Inevitably, one student will say, “I hate celebrities and sports heroes. The real heroes of the world are Pat Tillman and the men and women who serve our country.” This is a excellent opportunity to talk about the rhetorical frames we use to describe soldiers. I will ask the class, “How do we talk about soldiers and the military in the United States when we want to honor them?” The class is quick to use words like sacrifice, bravery, courage, and honor. This demonstrates to the class that even when talk about people who do more than score a touchdown or star in a movie, we still use symbols and rhetorical devices to socially construct a heroic reality for them.

Making Your Intro Music
Creating your audio introduction is fairly easy. I buy a high energy top 40 song off of iTunes each semester so that my students will immediately recognize the song. iTunes is great because you can buy a “clean” or censored version of the song and it will only cost you $1.29. Most recently I used the song “Winner” by Jamie Foxx. After you pick a song you can use free programs like Audacity on a PC or GarageBand on a Mac to record your “announcer intro” and then mix the track with the song you’ve chosen.

Teaching symbolic interaction is typically something we all do during the first weeks of a introduction to sociology course. This activity is especially good because it affords us an opportunity to break student expectations early. As I am sure is apparent by now, this activity takes a fair amount of courage on your part. However, by putting yourself out there, so to speak, you can shatter student preconceptions about professors and college classes. You can also rest assured that your students will leave class and tell all their friends about what they learned in sociology today.
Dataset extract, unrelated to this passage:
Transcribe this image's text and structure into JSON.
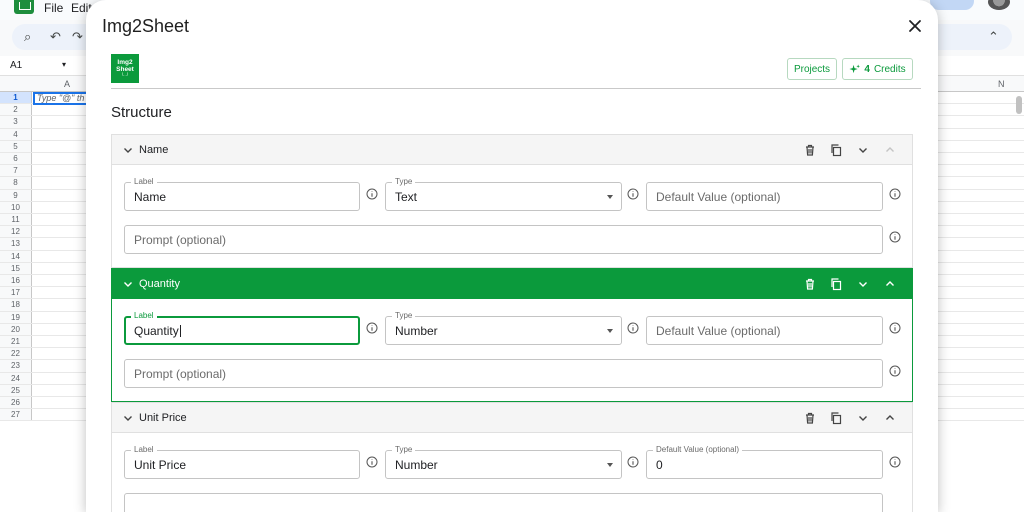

Teaching as Theater
The reality is, if you are teaching 100+ students in a large lecture hall you are doing performance theater like it or not. When students walk into a theater sized classroom and when you stand on a stage with a microphone, it should surprise no one that students expect to be entertained. As sociologists we have a unique opportunity to play with student expectations and violate norms in a way that both makes for good pedagogy and good theater.

Please welcome Guest Blogger, Nathan Palmer. Nathan is faculty in the Department of Sociology and Anthropology at Georgia Southern University, where he teaches Introduction to Sociology, Social Problems, and Environmental Sociology. Nathan’s research interests are focused on the scholarship of teaching and learning, inequality, education, and environmental sociology.

Nathan is also the editor of the teaching sociology focused blog SociologySource.com.  The post below is the first in a series of 3 posts by Nathan.

2010 Census

Teaching students how to design a survey can be tricky because the process is deceptively easy. Students think, “Hey, I have taken tons of surveys before. How hard can it be?” They then proceed to break every rule of good design that you discussed in class.

A simple, quick, yet effective activity to teach good survey design is to have your students take a survey that is horribly designed. I tell my students that I want no talking and then pass out a survey about internet usage (download it here). Every question on the survey is either double barreled, leading, biased, or has response options that make no sense or overlap. After a few minutes I tell them to stop and ask what they think of the survey. They uniformly say it’s awful.

Students really like this activity. Typically they laugh out loud when reading the questions. I have them pair up and identify everything that is wrong with the questions. As a class we go through each question picking it apart. We then formulate new questions that don’t violate any of the basic survey design rules.

The activity is also beneficial because students get to take home an example of what not to do that they can compare their work against when creating their own survey. Pedagogically I really like this activity because it has the students playing an active role in their education. Also, the “bad survey” is formatted well so you can tell your students that their survey should look like the example you gave them, but with much better questions.

Download the Survey (pdf Version)